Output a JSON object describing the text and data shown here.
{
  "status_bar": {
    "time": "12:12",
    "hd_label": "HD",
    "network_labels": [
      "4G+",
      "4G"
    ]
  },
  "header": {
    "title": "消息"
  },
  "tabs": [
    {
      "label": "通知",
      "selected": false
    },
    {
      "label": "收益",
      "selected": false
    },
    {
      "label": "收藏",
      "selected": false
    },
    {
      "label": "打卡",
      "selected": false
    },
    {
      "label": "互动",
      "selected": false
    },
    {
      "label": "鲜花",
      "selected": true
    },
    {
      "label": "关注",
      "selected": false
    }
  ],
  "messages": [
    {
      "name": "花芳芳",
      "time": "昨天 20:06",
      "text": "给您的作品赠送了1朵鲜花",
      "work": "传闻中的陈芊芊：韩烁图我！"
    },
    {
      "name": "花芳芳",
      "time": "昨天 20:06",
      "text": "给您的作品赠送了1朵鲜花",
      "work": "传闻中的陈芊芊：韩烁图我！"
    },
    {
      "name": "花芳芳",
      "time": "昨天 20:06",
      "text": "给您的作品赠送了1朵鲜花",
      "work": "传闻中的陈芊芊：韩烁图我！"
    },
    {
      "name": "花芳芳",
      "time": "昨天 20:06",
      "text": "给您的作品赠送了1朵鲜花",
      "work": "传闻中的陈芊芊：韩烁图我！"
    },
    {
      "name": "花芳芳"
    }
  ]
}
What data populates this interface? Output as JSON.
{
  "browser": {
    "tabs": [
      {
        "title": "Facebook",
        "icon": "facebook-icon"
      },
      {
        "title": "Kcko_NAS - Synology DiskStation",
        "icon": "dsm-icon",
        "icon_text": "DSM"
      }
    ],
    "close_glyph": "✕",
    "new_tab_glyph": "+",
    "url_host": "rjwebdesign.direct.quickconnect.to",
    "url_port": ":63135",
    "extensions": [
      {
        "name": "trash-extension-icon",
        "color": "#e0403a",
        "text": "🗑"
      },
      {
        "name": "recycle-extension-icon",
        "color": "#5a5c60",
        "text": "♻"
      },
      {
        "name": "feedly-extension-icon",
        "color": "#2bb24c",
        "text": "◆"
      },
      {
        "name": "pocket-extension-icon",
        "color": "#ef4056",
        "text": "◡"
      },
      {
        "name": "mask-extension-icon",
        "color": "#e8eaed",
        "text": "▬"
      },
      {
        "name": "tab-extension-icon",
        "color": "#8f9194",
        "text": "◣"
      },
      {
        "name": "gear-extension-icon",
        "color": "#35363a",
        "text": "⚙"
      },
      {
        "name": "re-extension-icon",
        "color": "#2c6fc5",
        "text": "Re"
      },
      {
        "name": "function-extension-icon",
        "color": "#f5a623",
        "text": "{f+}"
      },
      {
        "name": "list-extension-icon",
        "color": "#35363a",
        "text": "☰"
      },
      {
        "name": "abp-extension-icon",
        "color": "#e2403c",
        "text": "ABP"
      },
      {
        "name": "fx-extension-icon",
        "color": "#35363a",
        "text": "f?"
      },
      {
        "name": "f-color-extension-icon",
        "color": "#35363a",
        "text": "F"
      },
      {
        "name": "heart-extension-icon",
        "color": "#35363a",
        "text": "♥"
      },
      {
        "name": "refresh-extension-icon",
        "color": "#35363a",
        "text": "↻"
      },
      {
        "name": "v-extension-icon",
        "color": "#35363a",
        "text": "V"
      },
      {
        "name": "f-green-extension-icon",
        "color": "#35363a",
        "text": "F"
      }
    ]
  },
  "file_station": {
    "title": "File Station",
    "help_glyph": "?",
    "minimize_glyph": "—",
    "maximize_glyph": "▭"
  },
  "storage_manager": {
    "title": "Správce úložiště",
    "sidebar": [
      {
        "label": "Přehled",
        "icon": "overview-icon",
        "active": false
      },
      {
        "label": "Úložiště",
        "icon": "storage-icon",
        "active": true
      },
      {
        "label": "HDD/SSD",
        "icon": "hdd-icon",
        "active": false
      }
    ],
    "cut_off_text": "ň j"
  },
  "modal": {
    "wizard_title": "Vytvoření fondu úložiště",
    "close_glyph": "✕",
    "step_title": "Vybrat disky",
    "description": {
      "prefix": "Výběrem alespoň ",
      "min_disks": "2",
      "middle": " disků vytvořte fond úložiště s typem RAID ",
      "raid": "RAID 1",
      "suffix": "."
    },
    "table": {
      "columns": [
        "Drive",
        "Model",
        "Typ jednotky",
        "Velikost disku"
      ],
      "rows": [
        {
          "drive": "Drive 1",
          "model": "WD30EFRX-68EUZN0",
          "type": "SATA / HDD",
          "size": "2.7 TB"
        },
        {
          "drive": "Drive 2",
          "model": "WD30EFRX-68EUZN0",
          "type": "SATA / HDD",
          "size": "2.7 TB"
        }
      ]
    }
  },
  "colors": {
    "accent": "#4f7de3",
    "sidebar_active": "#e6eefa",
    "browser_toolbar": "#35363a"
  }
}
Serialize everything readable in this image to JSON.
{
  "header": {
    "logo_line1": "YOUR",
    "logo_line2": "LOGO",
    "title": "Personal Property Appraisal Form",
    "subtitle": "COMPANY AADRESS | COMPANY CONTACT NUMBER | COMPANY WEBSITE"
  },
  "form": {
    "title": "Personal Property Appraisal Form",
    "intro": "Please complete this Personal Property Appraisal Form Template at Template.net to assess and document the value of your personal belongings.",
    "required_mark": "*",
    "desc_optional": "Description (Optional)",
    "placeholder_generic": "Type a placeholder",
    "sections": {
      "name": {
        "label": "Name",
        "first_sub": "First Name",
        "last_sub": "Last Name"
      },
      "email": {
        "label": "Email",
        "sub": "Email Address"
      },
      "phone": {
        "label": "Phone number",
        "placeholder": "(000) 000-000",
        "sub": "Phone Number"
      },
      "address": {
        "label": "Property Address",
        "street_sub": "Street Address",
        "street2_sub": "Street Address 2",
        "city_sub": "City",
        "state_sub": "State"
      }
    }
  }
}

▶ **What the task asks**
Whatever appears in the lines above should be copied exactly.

▶ **Response to this exercise**
Output a JSON object describing the text and data shown here.
{
  "status_bar": {
    "time": "12:12",
    "hd_label": "HD",
    "network_labels": [
      "4G+",
      "4G"
    ]
  },
  "header": {
    "title": "消息"
  },
  "tabs": [
    {
      "label": "通知",
      "selected": false
    },
    {
      "label": "收益",
      "selected": false
    },
    {
      "label": "收藏",
      "selected": false
    },
    {
      "label": "打卡",
      "selected": false
    },
    {
      "label": "互动",
      "selected": false
    },
    {
      "label": "鲜花",
      "selected": true
    },
    {
      "label": "关注",
      "selected": false
    }
  ],
  "messages": [
    {
      "name": "花芳芳",
      "time": "昨天 20:06",
      "text": "给您的作品赠送了1朵鲜花",
      "work": "传闻中的陈芊芊：韩烁图我！"
    },
    {
      "name": "花芳芳",
      "time": "昨天 20:06",
      "text": "给您的作品赠送了1朵鲜花",
      "work": "传闻中的陈芊芊：韩烁图我！"
    },
    {
      "name": "花芳芳",
      "time": "昨天 20:06",
      "text": "给您的作品赠送了1朵鲜花",
      "work": "传闻中的陈芊芊：韩烁图我！"
    },
    {
      "name": "花芳芳",
      "time": "昨天 20:06",
      "text": "给您的作品赠送了1朵鲜花",
      "work": "传闻中的陈芊芊：韩烁图我！"
    },
    {
      "name": "花芳芳"
    }
  ]
}
What data populates this interface? Output as JSON.
{
  "browser": {
    "tabs": [
      {
        "title": "Facebook",
        "icon": "facebook-icon"
      },
      {
        "title": "Kcko_NAS - Synology DiskStation",
        "icon": "dsm-icon",
        "icon_text": "DSM"
      }
    ],
    "close_glyph": "✕",
    "new_tab_glyph": "+",
    "url_host": "rjwebdesign.direct.quickconnect.to",
    "url_port": ":63135",
    "extensions": [
      {
        "name": "trash-extension-icon",
        "color": "#e0403a",
        "text": "🗑"
      },
      {
        "name": "recycle-extension-icon",
        "color": "#5a5c60",
        "text": "♻"
      },
      {
        "name": "feedly-extension-icon",
        "color": "#2bb24c",
        "text": "◆"
      },
      {
        "name": "pocket-extension-icon",
        "color": "#ef4056",
        "text": "◡"
      },
      {
        "name": "mask-extension-icon",
        "color": "#e8eaed",
        "text": "▬"
      },
      {
        "name": "tab-extension-icon",
        "color": "#8f9194",
        "text": "◣"
      },
      {
        "name": "gear-extension-icon",
        "color": "#35363a",
        "text": "⚙"
      },
      {
        "name": "re-extension-icon",
        "color": "#2c6fc5",
        "text": "Re"
      },
      {
        "name": "function-extension-icon",
        "color": "#f5a623",
        "text": "{f+}"
      },
      {
        "name": "list-extension-icon",
        "color": "#35363a",
        "text": "☰"
      },
      {
        "name": "abp-extension-icon",
        "color": "#e2403c",
        "text": "ABP"
      },
      {
        "name": "fx-extension-icon",
        "color": "#35363a",
        "text": "f?"
      },
      {
        "name": "f-color-extension-icon",
        "color": "#35363a",
        "text": "F"
      },
      {
        "name": "heart-extension-icon",
        "color": "#35363a",
        "text": "♥"
      },
      {
        "name": "refresh-extension-icon",
        "color": "#35363a",
        "text": "↻"
      },
      {
        "name": "v-extension-icon",
        "color": "#35363a",
        "text": "V"
      },
      {
        "name": "f-green-extension-icon",
        "color": "#35363a",
        "text": "F"
      }
    ]
  },
  "file_station": {
    "title": "File Station",
    "help_glyph": "?",
    "minimize_glyph": "—",
    "maximize_glyph": "▭"
  },
  "storage_manager": {
    "title": "Správce úložiště",
    "sidebar": [
      {
        "label": "Přehled",
        "icon": "overview-icon",
        "active": false
      },
      {
        "label": "Úložiště",
        "icon": "storage-icon",
        "active": true
      },
      {
        "label": "HDD/SSD",
        "icon": "hdd-icon",
        "active": false
      }
    ],
    "cut_off_text": "ň j"
  },
  "modal": {
    "wizard_title": "Vytvoření fondu úložiště",
    "close_glyph": "✕",
    "step_title": "Vybrat disky",
    "description": {
      "prefix": "Výběrem alespoň ",
      "min_disks": "2",
      "middle": " disků vytvořte fond úložiště s typem RAID ",
      "raid": "RAID 1",
      "suffix": "."
    },
    "table": {
      "columns": [
        "Drive",
        "Model",
        "Typ jednotky",
        "Velikost disku"
      ],
      "rows": [
        {
          "drive": "Drive 1",
          "model": "WD30EFRX-68EUZN0",
          "type": "SATA / HDD",
          "size": "2.7 TB"
        },
        {
          "drive": "Drive 2",
          "model": "WD30EFRX-68EUZN0",
          "type": "SATA / HDD",
          "size": "2.7 TB"
        }
      ]
    }
  },
  "colors": {
    "accent": "#4f7de3",
    "sidebar_active": "#e6eefa",
    "browser_toolbar": "#35363a"
  }
}
Serialize everything readable in this image to JSON.
{
  "header": {
    "logo_line1": "YOUR",
    "logo_line2": "LOGO",
    "title": "Personal Property Appraisal Form",
    "subtitle": "COMPANY AADRESS | COMPANY CONTACT NUMBER | COMPANY WEBSITE"
  },
  "form": {
    "title": "Personal Property Appraisal Form",
    "intro": "Please complete this Personal Property Appraisal Form Template at Template.net to assess and document the value of your personal belongings.",
    "required_mark": "*",
    "desc_optional": "Description (Optional)",
    "placeholder_generic": "Type a placeholder",
    "sections": {
      "name": {
        "label": "Name",
        "first_sub": "First Name",
        "last_sub": "Last Name"
      },
      "email": {
        "label": "Email",
        "sub": "Email Address"
      },
      "phone": {
        "label": "Phone number",
        "placeholder": "(000) 000-000",
        "sub": "Phone Number"
      },
      "address": {
        "label": "Property Address",
        "street_sub": "Street Address",
        "street2_sub": "Street Address 2",
        "city_sub": "City",
        "state_sub": "State"
      }
    }
  }
}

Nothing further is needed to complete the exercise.